Every situation wherein an employee is directed by management to cooperate in an investigatory interview carries the implicit threat of discipline if such direction is not obeyed. And the statement that a particular Section 7 right [the right to act in concert for mutual aid and protection] mentioned in the above quotation had not been previously considered is inaccurate when examined in the context of the case before us. As illustrated by the cases cited in this opinion, the Board has many times been confronted with an alleged violation of Section 8(a) (1) in the context of a denial of union representation at employer-employee interviews. By necessary implication, Section 7 rights have been at issue in each of these cases. Yet never has it been thought, as the Board would hold here, that such rights require an employer to permit an employee to have a union representative present whenever the employee "has reasonable ground to fear that the interview will adversely affect his continued employment, or even his working conditions."

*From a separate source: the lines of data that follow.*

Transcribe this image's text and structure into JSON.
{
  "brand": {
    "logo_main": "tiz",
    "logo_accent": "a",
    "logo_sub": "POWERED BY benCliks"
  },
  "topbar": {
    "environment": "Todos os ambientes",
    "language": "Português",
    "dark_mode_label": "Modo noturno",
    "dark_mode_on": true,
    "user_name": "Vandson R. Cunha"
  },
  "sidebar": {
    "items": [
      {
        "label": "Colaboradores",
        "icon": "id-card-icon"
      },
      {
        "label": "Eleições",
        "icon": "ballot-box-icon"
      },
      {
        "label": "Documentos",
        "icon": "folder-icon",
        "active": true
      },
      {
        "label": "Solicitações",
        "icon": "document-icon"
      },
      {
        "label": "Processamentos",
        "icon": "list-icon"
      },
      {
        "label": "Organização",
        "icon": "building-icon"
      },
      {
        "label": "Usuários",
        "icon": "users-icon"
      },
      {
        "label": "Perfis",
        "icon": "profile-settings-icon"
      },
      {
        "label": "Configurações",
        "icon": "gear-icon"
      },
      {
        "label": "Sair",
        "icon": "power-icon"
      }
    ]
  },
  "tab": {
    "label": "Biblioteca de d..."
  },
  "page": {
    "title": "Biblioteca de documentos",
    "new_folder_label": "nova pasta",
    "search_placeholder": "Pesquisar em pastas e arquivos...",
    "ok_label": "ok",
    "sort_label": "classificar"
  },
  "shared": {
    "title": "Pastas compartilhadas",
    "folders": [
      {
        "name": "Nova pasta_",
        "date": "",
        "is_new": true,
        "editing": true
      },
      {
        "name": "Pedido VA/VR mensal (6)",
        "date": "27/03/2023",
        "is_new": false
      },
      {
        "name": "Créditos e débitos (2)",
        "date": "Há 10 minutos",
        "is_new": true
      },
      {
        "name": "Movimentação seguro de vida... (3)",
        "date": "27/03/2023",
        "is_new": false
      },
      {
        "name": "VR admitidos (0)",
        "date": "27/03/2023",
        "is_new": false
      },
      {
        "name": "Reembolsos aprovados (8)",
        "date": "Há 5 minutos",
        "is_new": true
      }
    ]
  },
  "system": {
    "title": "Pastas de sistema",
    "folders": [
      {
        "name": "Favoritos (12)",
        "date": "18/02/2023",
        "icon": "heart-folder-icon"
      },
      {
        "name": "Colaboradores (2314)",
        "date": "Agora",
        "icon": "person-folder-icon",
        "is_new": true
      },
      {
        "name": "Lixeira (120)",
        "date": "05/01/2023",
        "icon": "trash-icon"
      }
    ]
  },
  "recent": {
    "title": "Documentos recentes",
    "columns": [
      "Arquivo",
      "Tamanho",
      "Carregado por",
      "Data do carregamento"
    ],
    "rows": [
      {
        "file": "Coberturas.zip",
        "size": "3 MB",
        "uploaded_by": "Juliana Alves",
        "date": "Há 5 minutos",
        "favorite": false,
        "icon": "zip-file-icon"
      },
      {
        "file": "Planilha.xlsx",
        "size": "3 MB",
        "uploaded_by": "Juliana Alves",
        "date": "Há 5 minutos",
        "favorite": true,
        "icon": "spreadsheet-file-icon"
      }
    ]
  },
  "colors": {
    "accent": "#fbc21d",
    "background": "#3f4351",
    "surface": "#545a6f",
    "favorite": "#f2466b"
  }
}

481 F.2d at 1024 (footnote omitted).
The crux of this case thus hinges on a proper interpretation of section 7 of the NLRB.1 The Board centers its argument on the language guaranteeing employees the right to act in concert for mutual aid and protection. This right is triggered, it contends, when an employee being interviewed has a reasonable basis for believing that his job is in jeopardy. Thus it concludes that a denial of requested representation at that point constitutes a violation of section 8(a) (1).2 We disagree.
While a basic purpose of section 7 is to allow employees to engage in concerted activities for their mutual aid and protection, such a need does not arise at an investigatory interview. To extend the scope of the Act's protection to such preliminary contacts between an employee and his employer would be to apply an overbroad interpretation to section 7. We follow the Seventh Circuit's decision in Mobil, supra, but we find it unnecessary at this time to approve or disapprove that part of the opinion (see 482 F.2d 842) which placed great emphasis on the economic pressure function of section 7. We believe that an investigatory interview would be a premature stage at which to invoke a requirement of union representation in the absence of some showing that the purpose of the interview was not merely to elicit facts concerning employee conduct but to impose disciplinary measures upon the employee so that grievance hearings later on would merely put the seal on the employer's prejudgment.
This interpretation of the scope of section 7 is consistent with our decision in Texaco and agrees with the conclusions of the Fourth and Seventh Circuits.
Rule 18, 5 Cir.; see Isbell Enterprises, Inc. v. Citizens Casualty Company of New York, et al., 5 Cir. 1970, 431 F.2d 409, part I
Section 7 of the NLRA, 29 U.S.C.A. Sec. 157, provides:
Employees shall have the right to self-organization, to form, join, or assist labor organizations, to bargain collectively through representatives of their own choosing, and to engage in other concerted activities for the purpose of collective bargaining or other mutual aid or protection, and shall also have the right to refrain from any or all of such activities except to the extent that such right may be affected by an agreement requiring membership in a labor organization as a condition of employment as authorized in section 158(a) (3) of this title.
Section 8(a) (1), 29 U.S.C.A. Sec. 158(a) (1) provides that it shall be an unfair labor practice for an employer, "to interfere with, restrain or coerce employees in the exercise of the rights guaranteed in section 157 of this title [section 7]."